He also had a personal perspective “that many laymen may not have,” he acknowledged. “I had an experience where I was wheelchair-bound for about a year,” he recalled. “Being able to get out of the house and enjoy the outdoors was very spiritual to me, at that time. I couldn’t walk; I couldn’t do anything. It was healing to be outdoors. At the same time, it was very frustrating to not be able to take in part in many of the same activities that others could.”
At Ridgway, “We’d been talking with our land partners, and the Bureau of Reclamation, about making the beach accessible,” he continued. “It was an idea, but no one had the funding to do it until recently. About a year and a half ago, I started doing some research and came across the Reeve foundation’s grant. It’s a pretty big, good program that works all over the U.S. They’ve created accessibility for so many projects,” including locally. “The Telluride Adaptive Sports Program is a multiple grantee of ours,” Bogosian said. “They do amazing work. They’re a big part of what happens out there: people trying new sports, new adventures, enhancing quality of life.”

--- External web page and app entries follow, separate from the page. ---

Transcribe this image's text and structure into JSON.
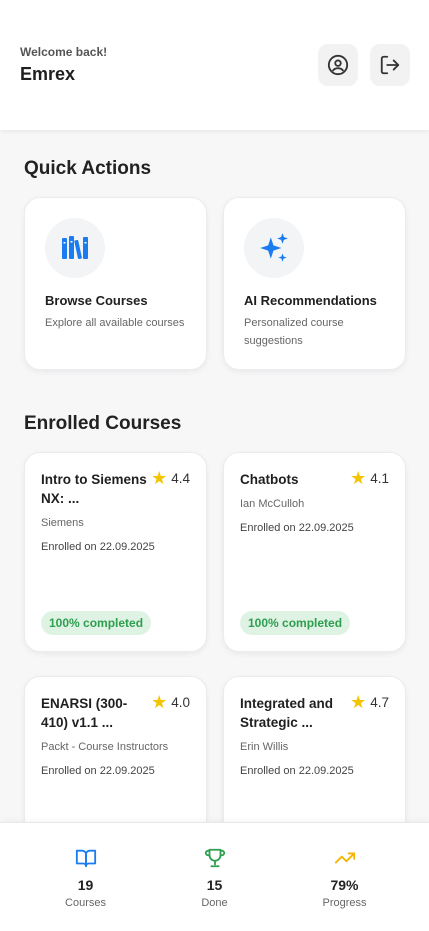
{
  "header": {
    "welcome": "Welcome back!",
    "username": "Emrex",
    "profile_icon": "user-circle-icon",
    "logout_icon": "logout-icon"
  },
  "quick_actions": {
    "title": "Quick Actions",
    "items": [
      {
        "title": "Browse Courses",
        "desc": "Explore all available courses",
        "icon": "books-icon",
        "icon_color": "#1a7cf0"
      },
      {
        "title": "AI Recommendations",
        "desc": "Personalized course suggestions",
        "icon": "sparkles-icon",
        "icon_color": "#1a7cf0"
      }
    ]
  },
  "enrolled": {
    "title": "Enrolled Courses",
    "courses": [
      {
        "title": "Intro to Siemens NX: ...",
        "rating": "4.4",
        "author": "Siemens",
        "enrolled": "Enrolled on 22.09.2025",
        "badge": "100% completed"
      },
      {
        "title": "Chatbots",
        "rating": "4.1",
        "author": "Ian McCulloh",
        "enrolled": "Enrolled on 22.09.2025",
        "badge": "100% completed"
      },
      {
        "title": "ENARSI (300-410) v1.1 ...",
        "rating": "4.0",
        "author": "Packt - Course Instructors",
        "enrolled": "Enrolled on 22.09.2025"
      },
      {
        "title": "Integrated and Strategic ...",
        "rating": "4.7",
        "author": "Erin Willis",
        "enrolled": "Enrolled on 22.09.2025"
      }
    ]
  },
  "stats": [
    {
      "value": "19",
      "label": "Courses",
      "icon": "book-open-icon",
      "color": "#1a7cf0"
    },
    {
      "value": "15",
      "label": "Done",
      "icon": "trophy-icon",
      "color": "#2e9e4f"
    },
    {
      "value": "79%",
      "label": "Progress",
      "icon": "trending-up-icon",
      "color": "#f5b400"
    }
  ],
  "colors": {
    "accent": "#1a7cf0",
    "success": "#2e9e4f",
    "star": "#f5c400"
  }
}
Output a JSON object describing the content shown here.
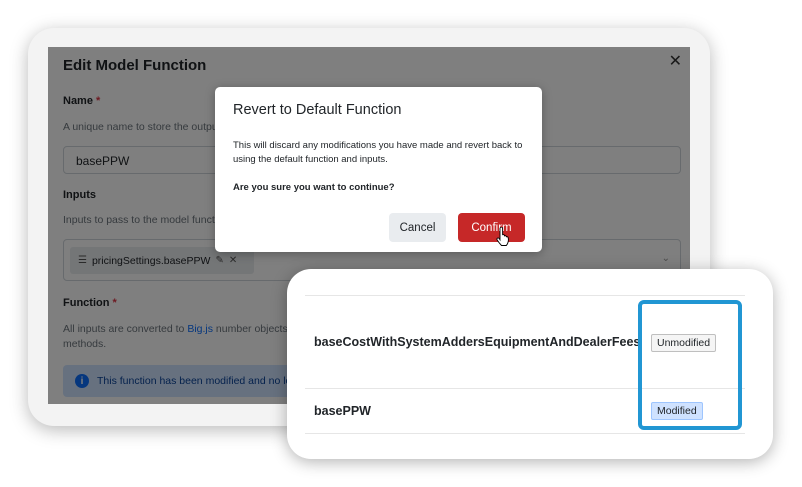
{
  "edit_modal": {
    "title": "Edit Model Function",
    "close_glyph": "✕",
    "name_label": "Name",
    "required_mark": "*",
    "name_help": "A unique name to store the output of the function",
    "name_value": "basePPW",
    "inputs_label": "Inputs",
    "inputs_help": "Inputs to pass to the model function",
    "input_chip": "pricingSettings.basePPW",
    "function_label": "Function",
    "function_help_pre": "All inputs are converted to ",
    "function_help_link": "Big.js",
    "function_help_post": " number objects before being passed to the function.",
    "function_help_line2": "methods.",
    "alert_text": "This function has been modified and no longer matches the default function."
  },
  "revert_dialog": {
    "title": "Revert to Default Function",
    "body": "This will discard any modifications you have made and revert back to using the default function and inputs.",
    "question": "Are you sure you want to continue?",
    "cancel_label": "Cancel",
    "confirm_label": "Confirm"
  },
  "zoom_table": {
    "rows": [
      {
        "name": "baseCostWithSystemAddersEquipmentAndDealerFees",
        "status": "Unmodified"
      },
      {
        "name": "basePPW",
        "status": "Modified"
      }
    ]
  },
  "colors": {
    "confirm": "#c62828",
    "highlight": "#2196d3",
    "modified_badge": "#cfe2ff"
  }
}
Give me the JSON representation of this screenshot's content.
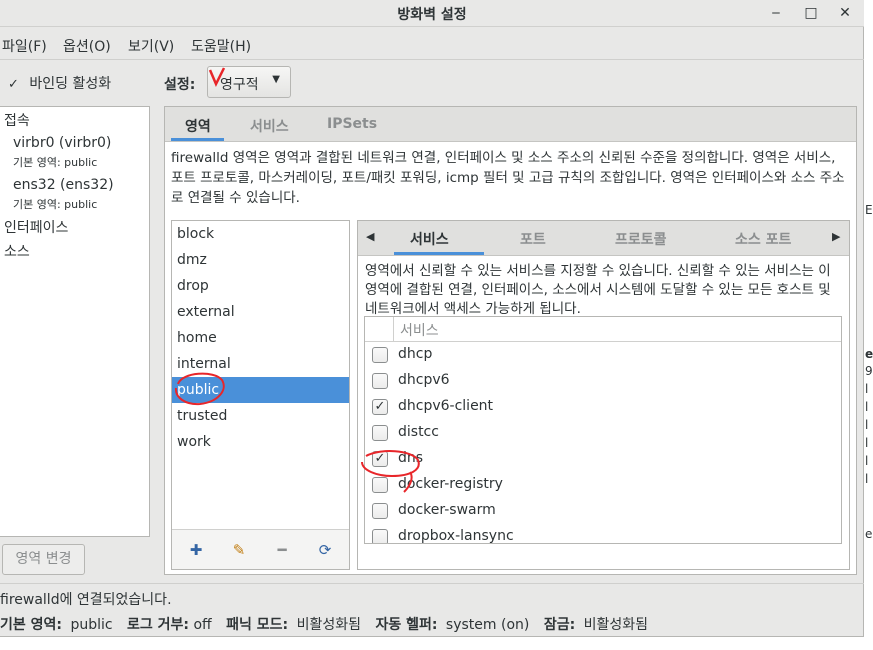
{
  "window": {
    "title": "방화벽 설정",
    "minimize": "‒",
    "maximize": "□",
    "close": "✕"
  },
  "menu": {
    "file": "파일(F)",
    "options": "옵션(O)",
    "view": "보기(V)",
    "help": "도움말(H)"
  },
  "left": {
    "toggle_icon": "✓",
    "bind_label": "바인딩 활성화",
    "connections": "접속",
    "conn1_name": "virbr0 (virbr0)",
    "conn1_zone": "기본 영역: public",
    "conn2_name": "ens32 (ens32)",
    "conn2_zone": "기본 영역: public",
    "interfaces": "인터페이스",
    "sources": "소스",
    "zone_change_button": "영역 변경"
  },
  "config": {
    "label": "설정:",
    "value": "영구적",
    "arrow": "▼"
  },
  "tabs": {
    "zones": "영역",
    "services": "서비스",
    "ipsets": "IPSets"
  },
  "zones_description": "firewalld 영역은 영역과 결합된 네트워크 연결, 인터페이스 및 소스 주소의 신뢰된 수준을 정의합니다. 영역은 서비스, 포트 프로토콜, 마스커레이딩, 포트/패킷 포워딩, icmp 필터 및 고급 규칙의 조합입니다. 영역은 인터페이스와 소스 주소로 연결될 수 있습니다.",
  "zones": [
    "block",
    "dmz",
    "drop",
    "external",
    "home",
    "internal",
    "public",
    "trusted",
    "work"
  ],
  "selected_zone": "public",
  "zone_toolbar": {
    "add": "✚",
    "edit": "✎",
    "remove": "━",
    "load_defaults": "⟳"
  },
  "inner_tabs": {
    "left_arrow": "◀",
    "services": "서비스",
    "ports": "포트",
    "protocols": "프로토콜",
    "source_ports": "소스 포트",
    "right_arrow": "▶"
  },
  "services_description": "영역에서 신뢰할 수 있는 서비스를 지정할 수 있습니다. 신뢰할 수 있는 서비스는 이 영역에 결합된 연결, 인터페이스, 소스에서 시스템에 도달할 수 있는 모든 호스트 및 네트워크에서 액세스 가능하게 됩니다.",
  "services_header": "서비스",
  "services": [
    {
      "name": "dhcp",
      "checked": false
    },
    {
      "name": "dhcpv6",
      "checked": false
    },
    {
      "name": "dhcpv6-client",
      "checked": true
    },
    {
      "name": "distcc",
      "checked": false
    },
    {
      "name": "dns",
      "checked": true
    },
    {
      "name": "docker-registry",
      "checked": false
    },
    {
      "name": "docker-swarm",
      "checked": false
    },
    {
      "name": "dropbox-lansync",
      "checked": false
    }
  ],
  "status": {
    "connected": "firewalld에 연결되었습니다.",
    "default_zone_label": "기본 영역:",
    "default_zone_value": "public",
    "log_denied_label": "로그 거부:",
    "log_denied_value": "off",
    "panic_label": "패닉 모드:",
    "panic_value": "비활성화됨",
    "auto_helper_label": "자동 헬퍼:",
    "auto_helper_value": "system (on)",
    "lock_label": "잠금:",
    "lock_value": "비활성화됨"
  },
  "colors": {
    "accent": "#4a90d9",
    "annotation": "#e8262a"
  }
}
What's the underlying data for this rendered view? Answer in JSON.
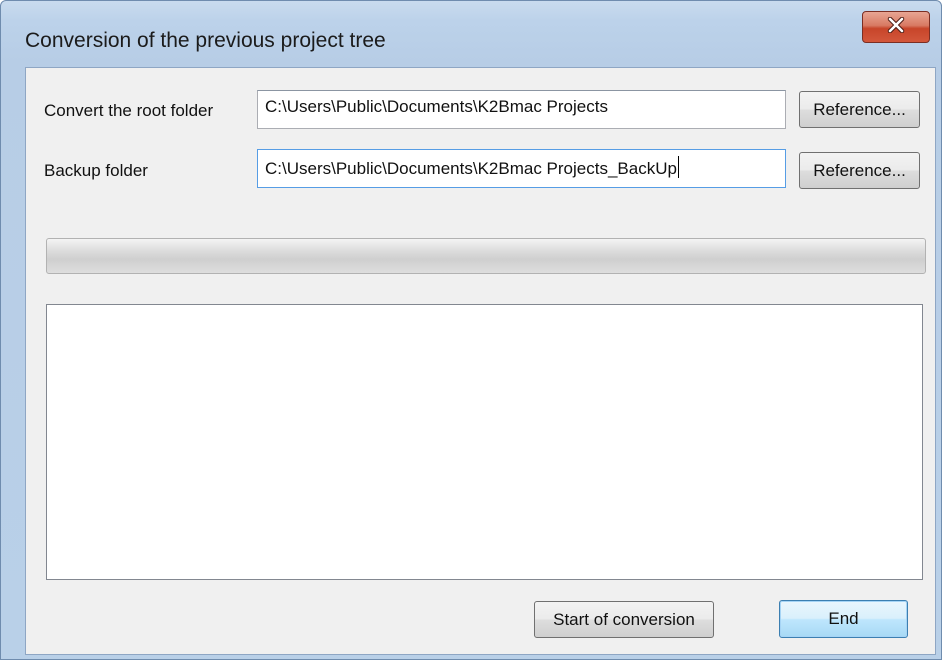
{
  "window": {
    "title": "Conversion of the previous project tree",
    "close_icon": "close-icon"
  },
  "form": {
    "root_label": "Convert the root folder",
    "root_value": "C:\\Users\\Public\\Documents\\K2Bmac Projects",
    "backup_label": "Backup folder",
    "backup_value": "C:\\Users\\Public\\Documents\\K2Bmac Projects_BackUp",
    "reference_label": "Reference..."
  },
  "progress": {
    "value": 0
  },
  "log": {
    "text": ""
  },
  "buttons": {
    "start_label": "Start of conversion",
    "end_label": "End"
  },
  "colors": {
    "frame": "#b9d0e8",
    "close": "#c7452a",
    "default_button": "#bee6fd"
  }
}
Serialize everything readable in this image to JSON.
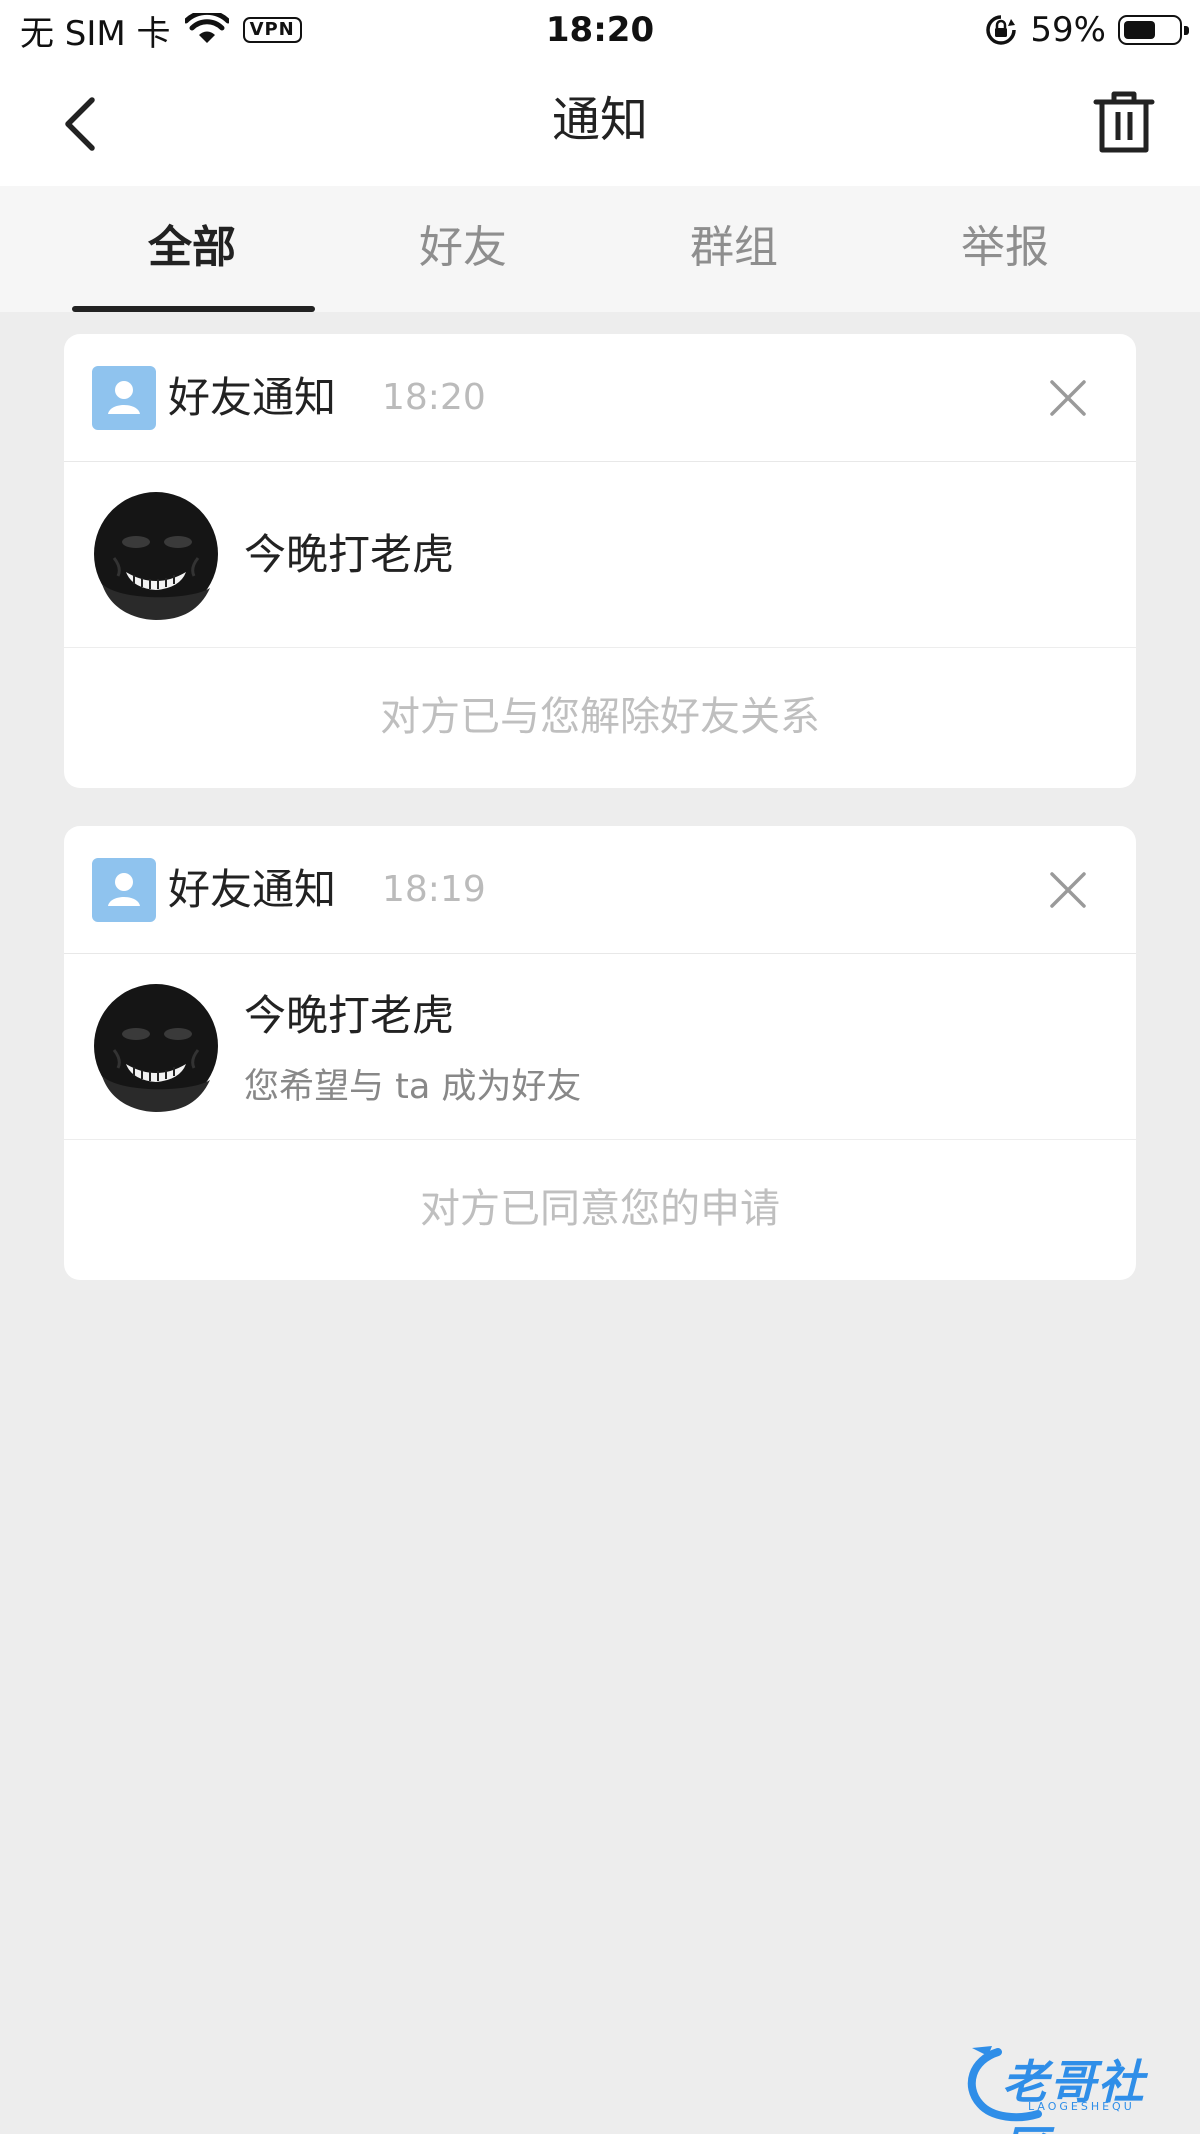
{
  "status_bar": {
    "carrier": "无 SIM 卡",
    "vpn": "VPN",
    "time": "18:20",
    "battery_percent": "59%",
    "battery_level": 0.59,
    "icons": [
      "wifi-icon",
      "vpn-badge",
      "orientation-lock-icon",
      "battery-icon"
    ]
  },
  "nav": {
    "title": "通知",
    "back_icon": "chevron-left-icon",
    "action_icon": "trash-icon"
  },
  "tabs": [
    {
      "label": "全部",
      "active": true
    },
    {
      "label": "好友",
      "active": false
    },
    {
      "label": "群组",
      "active": false
    },
    {
      "label": "举报",
      "active": false
    }
  ],
  "notifications": [
    {
      "type_label": "好友通知",
      "time": "18:20",
      "user_name": "今晚打老虎",
      "message": "",
      "status": "对方已与您解除好友关系"
    },
    {
      "type_label": "好友通知",
      "time": "18:19",
      "user_name": "今晚打老虎",
      "message": "您希望与 ta 成为好友",
      "status": "对方已同意您的申请"
    }
  ],
  "watermark": {
    "text": "老哥社区",
    "sub": "LAOGESHEQU"
  },
  "colors": {
    "background": "#ededed",
    "card": "#ffffff",
    "tab_bar": "#f6f6f6",
    "icon_blue": "#8fc3ee",
    "watermark_blue": "#2f8ee8"
  }
}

There’s no charge to use the new equipment at Ridgway (though you must pay a fee for admission to the park).
“For right now, when it comes to the track chairs, we ask that a staff member goes out with you,” Freeborn said. “Either stop by or call the Visitors Center and they will put you in touch with Park Ranger Erin Vogel,” who has been working to implement the new program and recently took Telluride Adaptive Sports participants on a ride on the Park’s Discovery Trail. (“We’re so excited to be able to offer this access on a few of our trails and look forward to partnering with a variety of organizations,” Vogel said.)
“For the floating wheelchairs, anybody can stop by the Marina office and check them out as needed,” Freeborn said. “We received a paddleboard yesterday that is compatible with wheelchairs; you can actually put a full-size wheelchair on that paddleboard. That is also on the swim beach. We would like to be able to provide you basic safety information on how to use it.”
Freeborn hopes the track chairs will remain in operation year-round. “I will say, they’re pretty heavy,” he said. “So a lot of it will be based on conditions. If it’s really wet and soft on the trail, it might not be the best time to take one out.”
Bogosian said the foundation was particularly impressed with the park’s design for accessing the water. “They emphasized in their application that a lot of the park is already accessible, with picnic areas and a beach ramp,” he said. “But there was nothing leading from the top of the beach down to the water. So” — for those in a wheelchair, or who have trouble walking — “What are you going to do? Are you just going to sit there and stare at the water? Talk about not being able to participate with your community, and with your family.”
The park’s solution “was really clever,” Bogosian said. “The MOBI mat gets you down to the beach, but then what do you do? You have to be able to turn back around. They thought of making the design in the shape of a T, so you can get back into the chair and turn around. A whole new world opens up to people.”
People like Bogosian’s 93-year-old dad, who can no longer “get on the beach without special access, and we grew up at the beach,” Bogosian said. “With a MOBI chair, he can do it. It’s incredible to see and be a part of something like this. We host Accessible Asbury Park Day every year” on the New Jersey shore. “We have people who haven’t been able to get in the water in 30 years, because they’ve been in their chair.”
Freeborn recently witnessed something similar at Ridgway. “Our floating wheelchair has gone out once,” he said. “To see the look on that boy’s face, going down on the sand and being able to float, was pretty indescribable. It was pure joy.”